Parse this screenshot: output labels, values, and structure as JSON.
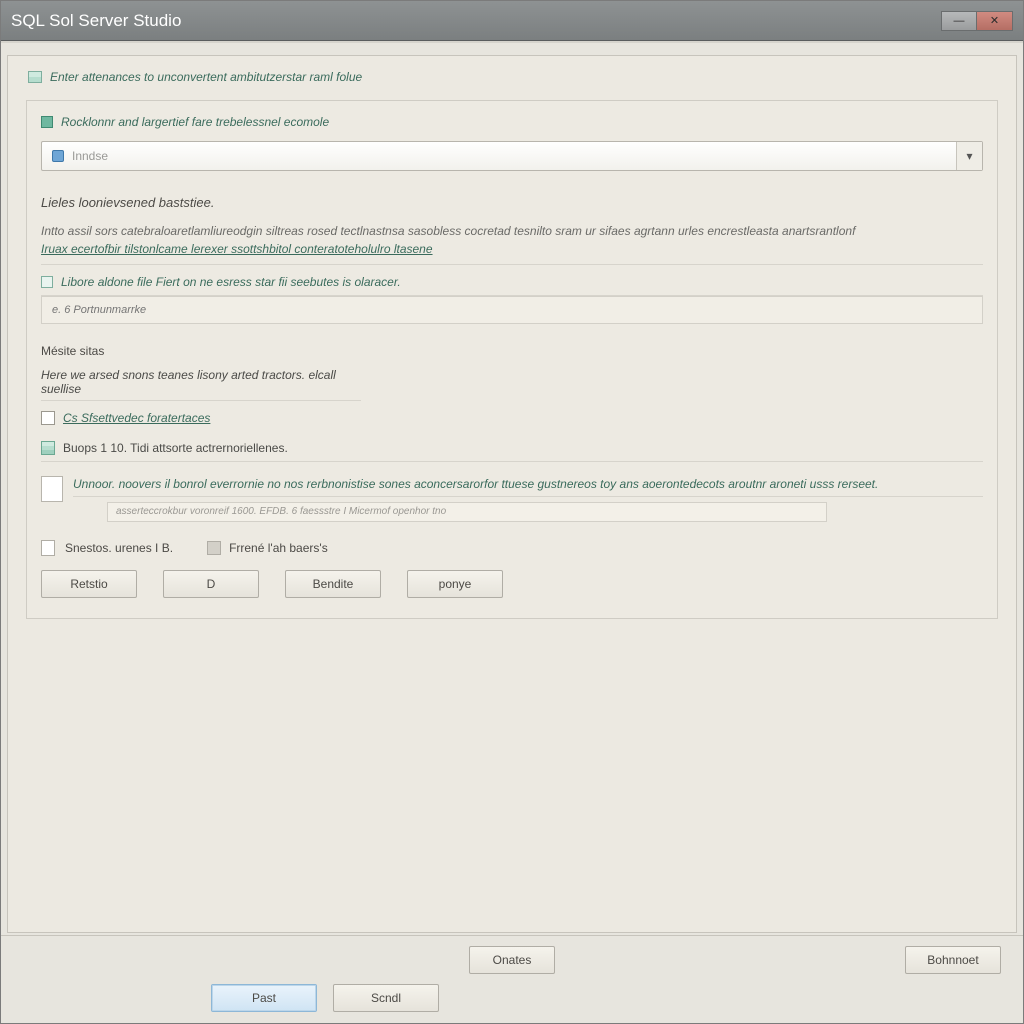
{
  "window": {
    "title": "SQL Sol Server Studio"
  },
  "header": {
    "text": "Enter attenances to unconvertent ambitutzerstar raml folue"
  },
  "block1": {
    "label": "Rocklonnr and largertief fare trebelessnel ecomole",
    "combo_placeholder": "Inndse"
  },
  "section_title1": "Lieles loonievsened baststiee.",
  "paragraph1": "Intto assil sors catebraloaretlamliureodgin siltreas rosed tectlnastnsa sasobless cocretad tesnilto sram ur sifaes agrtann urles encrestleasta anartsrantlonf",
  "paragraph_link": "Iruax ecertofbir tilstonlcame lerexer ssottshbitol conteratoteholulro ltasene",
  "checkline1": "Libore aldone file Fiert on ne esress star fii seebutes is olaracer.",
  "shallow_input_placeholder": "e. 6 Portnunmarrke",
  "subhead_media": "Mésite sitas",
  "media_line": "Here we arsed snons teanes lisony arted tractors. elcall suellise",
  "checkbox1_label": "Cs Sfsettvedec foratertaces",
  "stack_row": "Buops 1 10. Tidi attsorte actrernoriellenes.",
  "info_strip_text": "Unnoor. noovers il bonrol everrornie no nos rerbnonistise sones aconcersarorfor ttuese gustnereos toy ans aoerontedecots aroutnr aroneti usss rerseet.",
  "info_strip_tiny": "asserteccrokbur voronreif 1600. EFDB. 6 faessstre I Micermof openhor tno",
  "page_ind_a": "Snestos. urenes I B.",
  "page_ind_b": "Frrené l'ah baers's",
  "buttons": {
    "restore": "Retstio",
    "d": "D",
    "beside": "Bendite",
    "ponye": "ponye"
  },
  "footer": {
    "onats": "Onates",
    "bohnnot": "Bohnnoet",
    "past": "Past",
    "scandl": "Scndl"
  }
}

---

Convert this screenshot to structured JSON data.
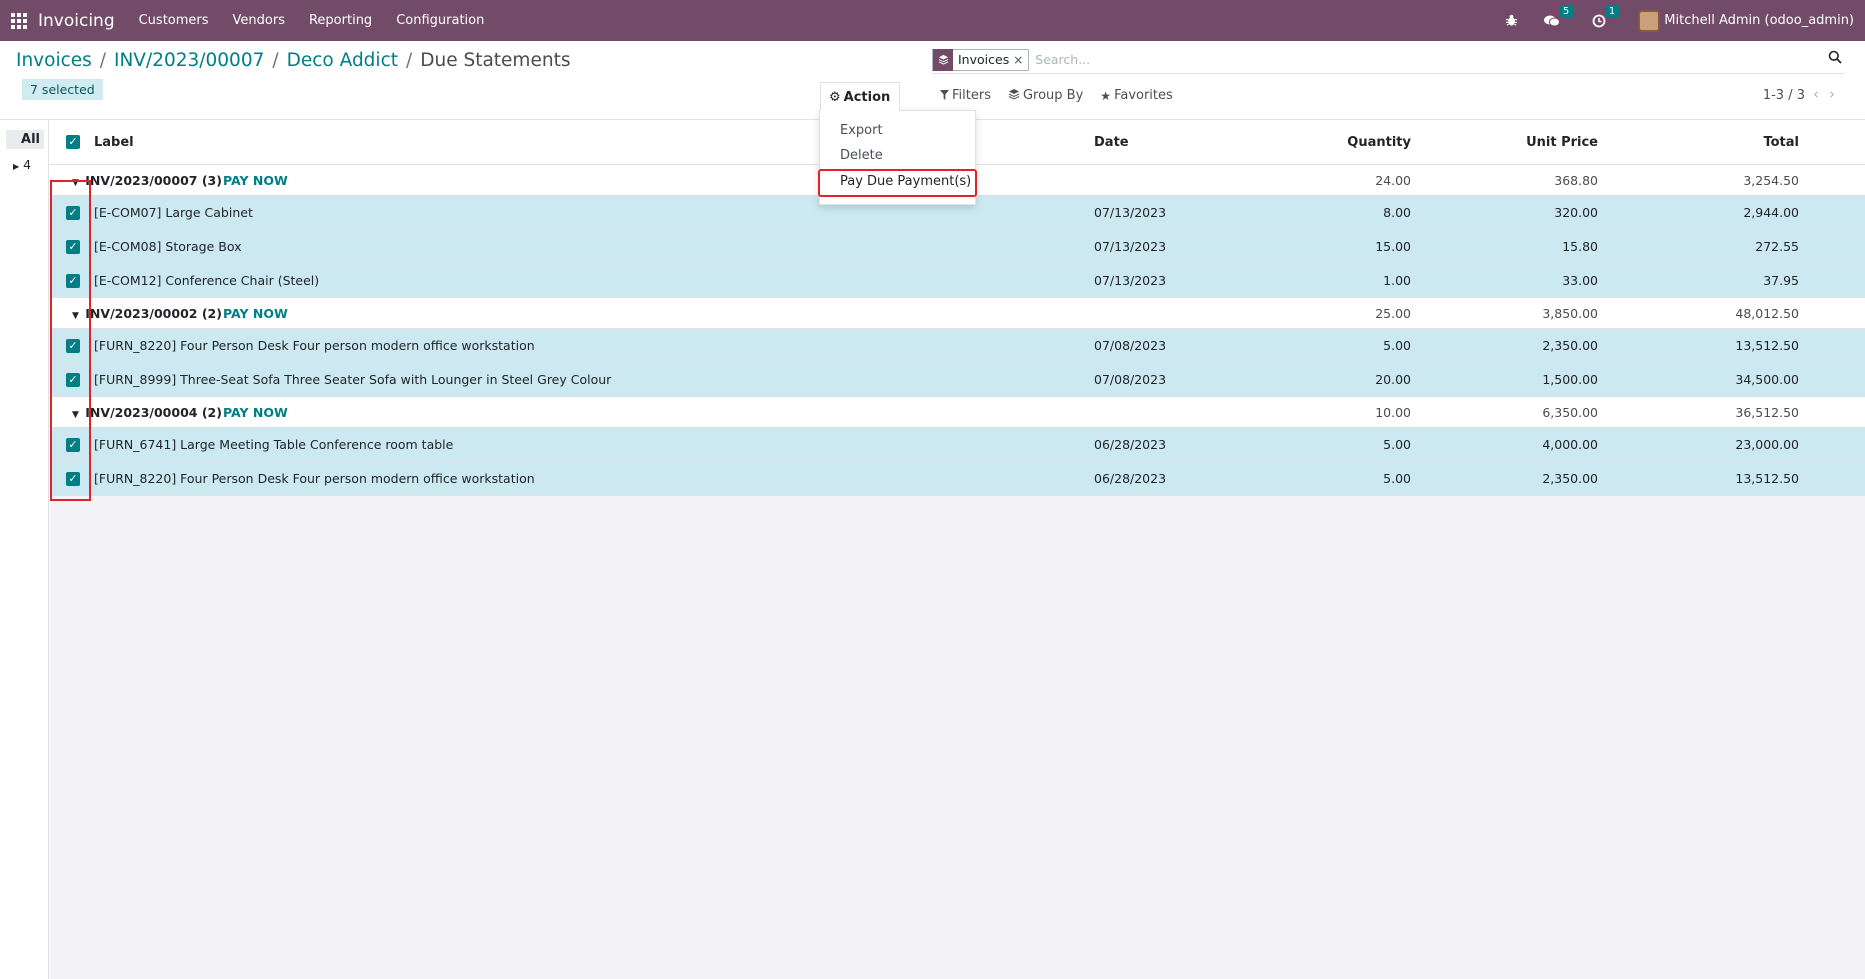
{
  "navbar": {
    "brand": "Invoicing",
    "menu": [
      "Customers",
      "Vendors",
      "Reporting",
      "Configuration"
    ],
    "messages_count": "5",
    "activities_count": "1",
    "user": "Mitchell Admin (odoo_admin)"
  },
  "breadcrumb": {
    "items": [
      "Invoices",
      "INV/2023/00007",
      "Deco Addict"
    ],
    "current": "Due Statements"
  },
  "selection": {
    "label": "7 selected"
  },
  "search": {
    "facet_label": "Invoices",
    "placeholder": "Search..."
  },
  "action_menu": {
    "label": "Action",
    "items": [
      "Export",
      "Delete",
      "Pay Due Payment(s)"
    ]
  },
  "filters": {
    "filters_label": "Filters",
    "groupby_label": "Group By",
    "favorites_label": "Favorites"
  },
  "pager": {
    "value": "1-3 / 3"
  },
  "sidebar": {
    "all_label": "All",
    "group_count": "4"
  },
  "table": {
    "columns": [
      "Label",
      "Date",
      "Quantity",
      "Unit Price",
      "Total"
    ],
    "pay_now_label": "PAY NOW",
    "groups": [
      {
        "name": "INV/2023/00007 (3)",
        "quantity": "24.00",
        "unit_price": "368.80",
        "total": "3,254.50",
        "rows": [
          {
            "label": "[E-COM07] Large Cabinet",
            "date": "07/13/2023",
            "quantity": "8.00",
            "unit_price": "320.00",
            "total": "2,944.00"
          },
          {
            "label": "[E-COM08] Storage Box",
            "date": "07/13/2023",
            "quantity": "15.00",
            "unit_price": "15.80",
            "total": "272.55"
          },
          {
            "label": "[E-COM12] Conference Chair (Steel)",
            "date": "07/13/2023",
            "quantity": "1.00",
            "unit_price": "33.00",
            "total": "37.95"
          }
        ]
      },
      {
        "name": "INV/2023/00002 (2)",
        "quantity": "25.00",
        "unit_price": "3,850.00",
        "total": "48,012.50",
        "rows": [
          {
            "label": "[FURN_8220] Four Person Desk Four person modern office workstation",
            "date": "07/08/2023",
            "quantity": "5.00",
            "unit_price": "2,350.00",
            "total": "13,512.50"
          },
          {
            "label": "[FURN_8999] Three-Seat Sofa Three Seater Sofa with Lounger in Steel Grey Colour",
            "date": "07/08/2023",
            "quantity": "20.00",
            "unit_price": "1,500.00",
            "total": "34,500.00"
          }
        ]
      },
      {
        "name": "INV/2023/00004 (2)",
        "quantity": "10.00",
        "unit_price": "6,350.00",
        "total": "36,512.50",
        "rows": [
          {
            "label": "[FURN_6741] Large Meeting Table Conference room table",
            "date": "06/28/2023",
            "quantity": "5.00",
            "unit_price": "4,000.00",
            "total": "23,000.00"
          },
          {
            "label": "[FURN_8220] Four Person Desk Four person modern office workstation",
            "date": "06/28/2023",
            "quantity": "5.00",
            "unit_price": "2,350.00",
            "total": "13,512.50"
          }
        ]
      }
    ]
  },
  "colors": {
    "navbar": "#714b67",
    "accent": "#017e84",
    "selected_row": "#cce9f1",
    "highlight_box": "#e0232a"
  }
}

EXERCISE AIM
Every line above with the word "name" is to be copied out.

WRITTEN RESPONSE
        "name": "INV/2023/00007 (3)",
        "name": "INV/2023/00002 (2)",
        "name": "INV/2023/00004 (2)",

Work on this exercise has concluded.